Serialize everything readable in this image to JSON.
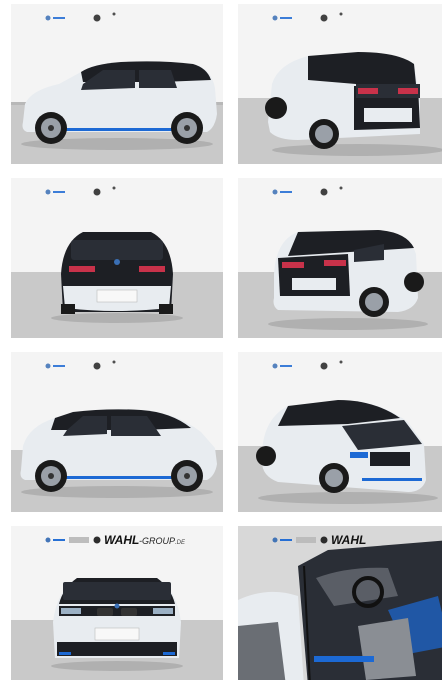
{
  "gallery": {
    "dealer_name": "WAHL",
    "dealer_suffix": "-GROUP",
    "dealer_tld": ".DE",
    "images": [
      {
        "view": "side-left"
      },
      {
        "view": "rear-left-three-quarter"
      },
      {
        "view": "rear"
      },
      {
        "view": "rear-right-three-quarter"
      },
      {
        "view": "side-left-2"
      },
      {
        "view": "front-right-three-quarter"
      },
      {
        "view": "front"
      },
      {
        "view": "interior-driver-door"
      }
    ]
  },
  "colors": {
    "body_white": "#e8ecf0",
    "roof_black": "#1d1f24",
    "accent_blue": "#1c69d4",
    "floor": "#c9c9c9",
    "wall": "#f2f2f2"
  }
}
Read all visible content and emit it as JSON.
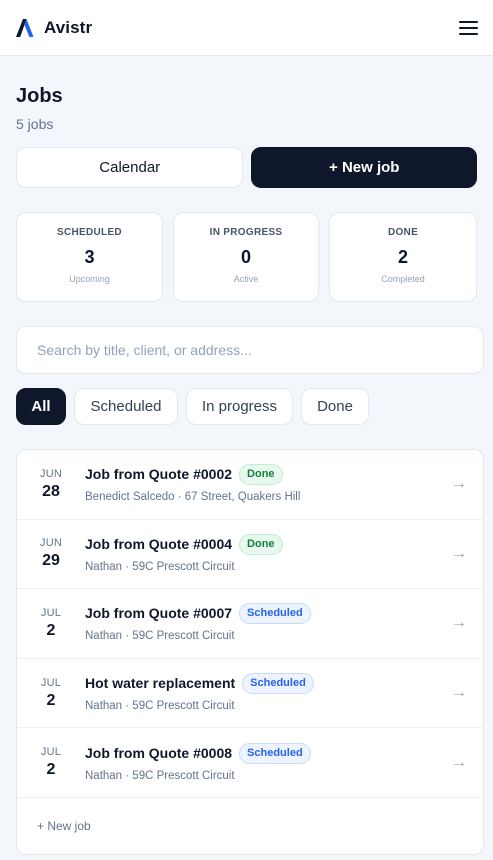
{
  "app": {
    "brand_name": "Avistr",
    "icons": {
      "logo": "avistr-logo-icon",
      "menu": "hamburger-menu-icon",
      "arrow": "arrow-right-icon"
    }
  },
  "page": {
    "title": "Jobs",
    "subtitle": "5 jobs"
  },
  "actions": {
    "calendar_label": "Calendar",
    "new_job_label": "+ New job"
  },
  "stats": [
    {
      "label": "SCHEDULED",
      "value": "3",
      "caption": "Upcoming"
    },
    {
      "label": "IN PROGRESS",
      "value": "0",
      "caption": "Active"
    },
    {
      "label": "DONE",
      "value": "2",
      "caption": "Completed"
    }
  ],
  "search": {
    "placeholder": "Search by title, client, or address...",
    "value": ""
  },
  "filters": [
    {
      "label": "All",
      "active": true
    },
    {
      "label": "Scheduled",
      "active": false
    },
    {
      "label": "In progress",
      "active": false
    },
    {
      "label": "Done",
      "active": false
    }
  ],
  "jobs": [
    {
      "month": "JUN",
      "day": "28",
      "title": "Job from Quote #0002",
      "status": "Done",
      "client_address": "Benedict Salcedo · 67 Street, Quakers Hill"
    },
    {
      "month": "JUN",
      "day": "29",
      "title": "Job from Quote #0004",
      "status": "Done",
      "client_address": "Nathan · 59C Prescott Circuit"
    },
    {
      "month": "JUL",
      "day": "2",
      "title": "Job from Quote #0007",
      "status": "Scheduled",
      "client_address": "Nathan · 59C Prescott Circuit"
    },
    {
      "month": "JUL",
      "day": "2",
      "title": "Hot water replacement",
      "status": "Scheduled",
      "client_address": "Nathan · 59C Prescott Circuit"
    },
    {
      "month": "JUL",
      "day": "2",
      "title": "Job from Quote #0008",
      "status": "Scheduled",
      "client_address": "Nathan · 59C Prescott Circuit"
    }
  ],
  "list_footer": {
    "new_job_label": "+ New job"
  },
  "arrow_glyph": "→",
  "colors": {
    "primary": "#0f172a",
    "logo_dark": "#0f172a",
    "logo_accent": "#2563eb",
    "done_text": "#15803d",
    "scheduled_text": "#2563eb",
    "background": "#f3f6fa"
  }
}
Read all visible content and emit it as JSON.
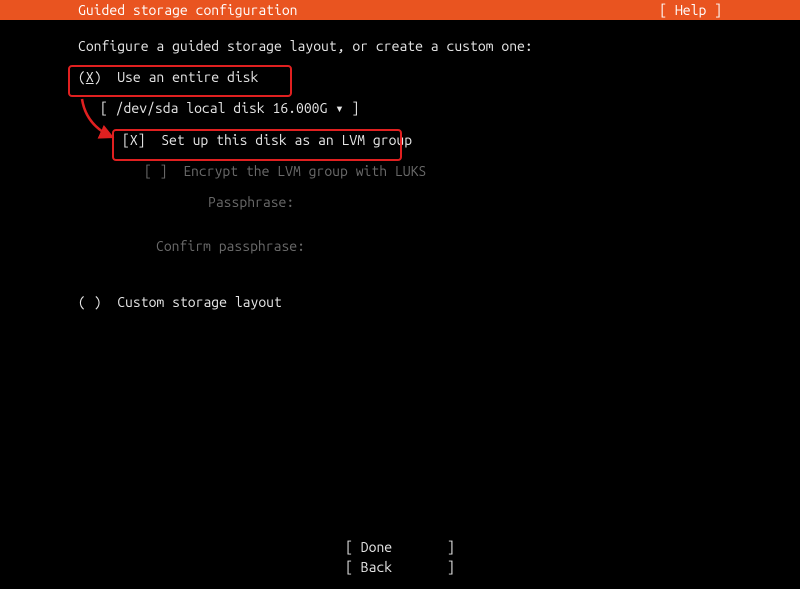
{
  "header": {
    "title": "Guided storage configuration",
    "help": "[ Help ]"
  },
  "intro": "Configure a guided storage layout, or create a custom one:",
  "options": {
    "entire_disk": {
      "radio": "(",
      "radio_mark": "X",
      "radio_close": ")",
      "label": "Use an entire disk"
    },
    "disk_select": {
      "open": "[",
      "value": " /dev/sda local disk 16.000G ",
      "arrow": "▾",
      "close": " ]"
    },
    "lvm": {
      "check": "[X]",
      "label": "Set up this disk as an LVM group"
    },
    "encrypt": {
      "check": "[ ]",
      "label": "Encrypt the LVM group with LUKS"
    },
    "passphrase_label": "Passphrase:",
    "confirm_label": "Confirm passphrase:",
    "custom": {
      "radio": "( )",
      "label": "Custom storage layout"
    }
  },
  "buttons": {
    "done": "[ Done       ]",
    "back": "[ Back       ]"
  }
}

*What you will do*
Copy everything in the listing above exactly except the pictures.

*Result of the task*
Serialize everything readable in this image to JSON.
{
  "gallery": {
    "dealer_name": "WAHL",
    "dealer_suffix": "-GROUP",
    "dealer_tld": ".DE",
    "images": [
      {
        "view": "side-left"
      },
      {
        "view": "rear-left-three-quarter"
      },
      {
        "view": "rear"
      },
      {
        "view": "rear-right-three-quarter"
      },
      {
        "view": "side-left-2"
      },
      {
        "view": "front-right-three-quarter"
      },
      {
        "view": "front"
      },
      {
        "view": "interior-driver-door"
      }
    ]
  },
  "colors": {
    "body_white": "#e8ecf0",
    "roof_black": "#1d1f24",
    "accent_blue": "#1c69d4",
    "floor": "#c9c9c9",
    "wall": "#f2f2f2"
  }
}
Read all visible content and emit it as JSON.
{
  "app": {
    "brand_name": "Avistr",
    "icons": {
      "logo": "avistr-logo-icon",
      "menu": "hamburger-menu-icon",
      "arrow": "arrow-right-icon"
    }
  },
  "page": {
    "title": "Jobs",
    "subtitle": "5 jobs"
  },
  "actions": {
    "calendar_label": "Calendar",
    "new_job_label": "+ New job"
  },
  "stats": [
    {
      "label": "SCHEDULED",
      "value": "3",
      "caption": "Upcoming"
    },
    {
      "label": "IN PROGRESS",
      "value": "0",
      "caption": "Active"
    },
    {
      "label": "DONE",
      "value": "2",
      "caption": "Completed"
    }
  ],
  "search": {
    "placeholder": "Search by title, client, or address...",
    "value": ""
  },
  "filters": [
    {
      "label": "All",
      "active": true
    },
    {
      "label": "Scheduled",
      "active": false
    },
    {
      "label": "In progress",
      "active": false
    },
    {
      "label": "Done",
      "active": false
    }
  ],
  "jobs": [
    {
      "month": "JUN",
      "day": "28",
      "title": "Job from Quote #0002",
      "status": "Done",
      "client_address": "Benedict Salcedo · 67 Street, Quakers Hill"
    },
    {
      "month": "JUN",
      "day": "29",
      "title": "Job from Quote #0004",
      "status": "Done",
      "client_address": "Nathan · 59C Prescott Circuit"
    },
    {
      "month": "JUL",
      "day": "2",
      "title": "Job from Quote #0007",
      "status": "Scheduled",
      "client_address": "Nathan · 59C Prescott Circuit"
    },
    {
      "month": "JUL",
      "day": "2",
      "title": "Hot water replacement",
      "status": "Scheduled",
      "client_address": "Nathan · 59C Prescott Circuit"
    },
    {
      "month": "JUL",
      "day": "2",
      "title": "Job from Quote #0008",
      "status": "Scheduled",
      "client_address": "Nathan · 59C Prescott Circuit"
    }
  ],
  "list_footer": {
    "new_job_label": "+ New job"
  },
  "arrow_glyph": "→",
  "colors": {
    "primary": "#0f172a",
    "logo_dark": "#0f172a",
    "logo_accent": "#2563eb",
    "done_text": "#15803d",
    "scheduled_text": "#2563eb",
    "background": "#f3f6fa"
  }
}
Read all visible content and emit it as JSON.
{
  "header": {
    "title": "Guided storage configuration",
    "help": "[ Help ]"
  },
  "intro": "Configure a guided storage layout, or create a custom one:",
  "options": {
    "entire_disk": {
      "radio": "(",
      "radio_mark": "X",
      "radio_close": ")",
      "label": "Use an entire disk"
    },
    "disk_select": {
      "open": "[",
      "value": " /dev/sda local disk 16.000G ",
      "arrow": "▾",
      "close": " ]"
    },
    "lvm": {
      "check": "[X]",
      "label": "Set up this disk as an LVM group"
    },
    "encrypt": {
      "check": "[ ]",
      "label": "Encrypt the LVM group with LUKS"
    },
    "passphrase_label": "Passphrase:",
    "confirm_label": "Confirm passphrase:",
    "custom": {
      "radio": "( )",
      "label": "Custom storage layout"
    }
  },
  "buttons": {
    "done": "[ Done       ]",
    "back": "[ Back       ]"
  }
}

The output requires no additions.